**Exercise requirements:**
Please find every line in the entries below that contains the string "location", and copy it.

**Data for analysis:**
----------

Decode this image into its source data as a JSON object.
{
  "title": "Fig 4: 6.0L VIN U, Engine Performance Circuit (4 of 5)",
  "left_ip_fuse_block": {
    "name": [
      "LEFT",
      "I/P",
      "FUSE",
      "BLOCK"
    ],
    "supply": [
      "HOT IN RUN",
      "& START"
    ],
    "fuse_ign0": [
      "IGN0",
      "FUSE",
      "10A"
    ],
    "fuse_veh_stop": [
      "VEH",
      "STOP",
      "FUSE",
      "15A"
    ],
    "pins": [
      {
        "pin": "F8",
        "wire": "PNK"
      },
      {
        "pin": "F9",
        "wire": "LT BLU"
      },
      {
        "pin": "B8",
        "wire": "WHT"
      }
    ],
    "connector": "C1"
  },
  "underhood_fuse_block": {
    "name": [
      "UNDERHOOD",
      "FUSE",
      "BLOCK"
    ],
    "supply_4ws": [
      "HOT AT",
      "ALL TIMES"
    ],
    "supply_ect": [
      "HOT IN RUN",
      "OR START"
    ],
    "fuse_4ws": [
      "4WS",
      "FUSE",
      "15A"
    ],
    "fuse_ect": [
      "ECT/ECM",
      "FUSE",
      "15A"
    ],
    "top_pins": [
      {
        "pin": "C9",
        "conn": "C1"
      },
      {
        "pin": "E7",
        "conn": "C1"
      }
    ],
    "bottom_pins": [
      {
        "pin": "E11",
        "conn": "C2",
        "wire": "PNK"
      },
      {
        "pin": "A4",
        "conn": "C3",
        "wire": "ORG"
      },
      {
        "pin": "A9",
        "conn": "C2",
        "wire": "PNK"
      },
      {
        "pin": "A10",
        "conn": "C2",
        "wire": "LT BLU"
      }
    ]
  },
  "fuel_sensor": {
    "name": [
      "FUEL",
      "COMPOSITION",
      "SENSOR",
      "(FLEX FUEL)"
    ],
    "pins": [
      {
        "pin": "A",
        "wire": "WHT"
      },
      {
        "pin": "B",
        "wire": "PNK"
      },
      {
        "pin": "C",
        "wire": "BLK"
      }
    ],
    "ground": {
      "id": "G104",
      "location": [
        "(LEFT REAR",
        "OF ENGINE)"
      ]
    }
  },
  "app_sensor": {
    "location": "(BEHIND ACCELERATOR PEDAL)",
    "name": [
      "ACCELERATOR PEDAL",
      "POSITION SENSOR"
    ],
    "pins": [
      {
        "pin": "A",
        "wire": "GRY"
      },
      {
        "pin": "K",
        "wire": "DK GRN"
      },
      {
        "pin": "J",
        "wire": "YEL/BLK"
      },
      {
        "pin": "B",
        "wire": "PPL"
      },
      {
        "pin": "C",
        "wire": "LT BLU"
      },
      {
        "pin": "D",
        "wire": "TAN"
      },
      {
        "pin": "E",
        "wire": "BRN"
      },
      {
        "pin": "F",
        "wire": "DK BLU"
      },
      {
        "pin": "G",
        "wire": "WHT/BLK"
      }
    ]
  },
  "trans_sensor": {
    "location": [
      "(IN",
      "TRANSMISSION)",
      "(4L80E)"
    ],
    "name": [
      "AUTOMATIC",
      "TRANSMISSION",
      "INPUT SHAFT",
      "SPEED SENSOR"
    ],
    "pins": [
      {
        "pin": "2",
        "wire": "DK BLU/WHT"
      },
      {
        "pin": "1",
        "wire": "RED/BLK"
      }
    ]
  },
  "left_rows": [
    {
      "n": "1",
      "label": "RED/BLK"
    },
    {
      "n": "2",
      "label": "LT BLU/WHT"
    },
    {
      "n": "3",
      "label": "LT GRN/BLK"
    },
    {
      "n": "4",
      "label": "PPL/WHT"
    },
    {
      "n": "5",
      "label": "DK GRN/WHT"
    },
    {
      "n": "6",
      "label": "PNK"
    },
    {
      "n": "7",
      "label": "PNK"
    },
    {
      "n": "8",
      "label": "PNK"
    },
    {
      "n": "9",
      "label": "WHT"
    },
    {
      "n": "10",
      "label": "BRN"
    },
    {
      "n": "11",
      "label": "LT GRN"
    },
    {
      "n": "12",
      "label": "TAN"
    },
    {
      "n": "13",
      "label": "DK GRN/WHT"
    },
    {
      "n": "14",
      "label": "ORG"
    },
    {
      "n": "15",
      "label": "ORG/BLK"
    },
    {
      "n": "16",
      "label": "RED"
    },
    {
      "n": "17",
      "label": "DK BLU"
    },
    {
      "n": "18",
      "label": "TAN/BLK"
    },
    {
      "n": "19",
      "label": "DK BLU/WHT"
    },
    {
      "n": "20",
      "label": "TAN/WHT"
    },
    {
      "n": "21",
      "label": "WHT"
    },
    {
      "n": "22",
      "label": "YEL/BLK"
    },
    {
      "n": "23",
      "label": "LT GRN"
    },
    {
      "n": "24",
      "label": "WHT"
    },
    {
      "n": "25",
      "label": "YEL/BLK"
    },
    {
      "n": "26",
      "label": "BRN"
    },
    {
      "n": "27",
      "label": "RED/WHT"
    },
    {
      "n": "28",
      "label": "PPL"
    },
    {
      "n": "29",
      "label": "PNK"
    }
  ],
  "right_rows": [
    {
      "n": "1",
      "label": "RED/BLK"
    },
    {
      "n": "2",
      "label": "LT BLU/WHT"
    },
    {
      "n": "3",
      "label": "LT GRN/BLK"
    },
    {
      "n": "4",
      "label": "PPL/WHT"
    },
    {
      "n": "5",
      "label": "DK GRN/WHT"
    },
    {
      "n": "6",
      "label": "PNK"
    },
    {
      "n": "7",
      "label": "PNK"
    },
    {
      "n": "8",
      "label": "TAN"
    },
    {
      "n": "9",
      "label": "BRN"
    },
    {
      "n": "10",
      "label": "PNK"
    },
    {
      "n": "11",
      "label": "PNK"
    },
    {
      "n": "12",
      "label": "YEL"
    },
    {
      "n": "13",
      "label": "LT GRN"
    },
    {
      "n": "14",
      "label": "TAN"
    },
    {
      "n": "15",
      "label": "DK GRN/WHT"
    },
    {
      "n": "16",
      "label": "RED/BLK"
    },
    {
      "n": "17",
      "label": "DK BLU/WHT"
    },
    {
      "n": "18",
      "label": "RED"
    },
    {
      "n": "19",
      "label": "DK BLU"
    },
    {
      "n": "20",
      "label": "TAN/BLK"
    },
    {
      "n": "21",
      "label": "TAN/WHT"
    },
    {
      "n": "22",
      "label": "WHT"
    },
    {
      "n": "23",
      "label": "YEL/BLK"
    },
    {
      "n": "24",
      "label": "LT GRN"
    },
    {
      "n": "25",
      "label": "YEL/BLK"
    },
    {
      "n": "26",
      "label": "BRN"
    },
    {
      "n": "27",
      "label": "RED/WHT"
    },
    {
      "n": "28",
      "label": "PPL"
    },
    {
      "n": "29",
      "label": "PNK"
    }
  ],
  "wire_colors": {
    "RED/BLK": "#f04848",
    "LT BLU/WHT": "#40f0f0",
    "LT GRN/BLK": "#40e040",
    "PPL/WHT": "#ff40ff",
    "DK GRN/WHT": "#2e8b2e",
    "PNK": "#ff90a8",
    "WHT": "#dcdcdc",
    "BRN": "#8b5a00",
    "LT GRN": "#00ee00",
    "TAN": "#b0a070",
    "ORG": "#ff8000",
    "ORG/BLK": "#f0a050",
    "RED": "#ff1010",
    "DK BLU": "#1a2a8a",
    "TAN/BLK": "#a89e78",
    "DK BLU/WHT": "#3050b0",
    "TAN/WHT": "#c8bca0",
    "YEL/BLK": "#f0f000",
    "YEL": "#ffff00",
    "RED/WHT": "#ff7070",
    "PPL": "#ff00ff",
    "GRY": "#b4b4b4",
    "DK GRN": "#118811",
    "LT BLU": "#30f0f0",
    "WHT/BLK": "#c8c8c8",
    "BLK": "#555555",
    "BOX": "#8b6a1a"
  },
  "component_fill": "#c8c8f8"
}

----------

**Task result:**
      "location": [
    "location": "(BEHIND ACCELERATOR PEDAL)",
    "location": [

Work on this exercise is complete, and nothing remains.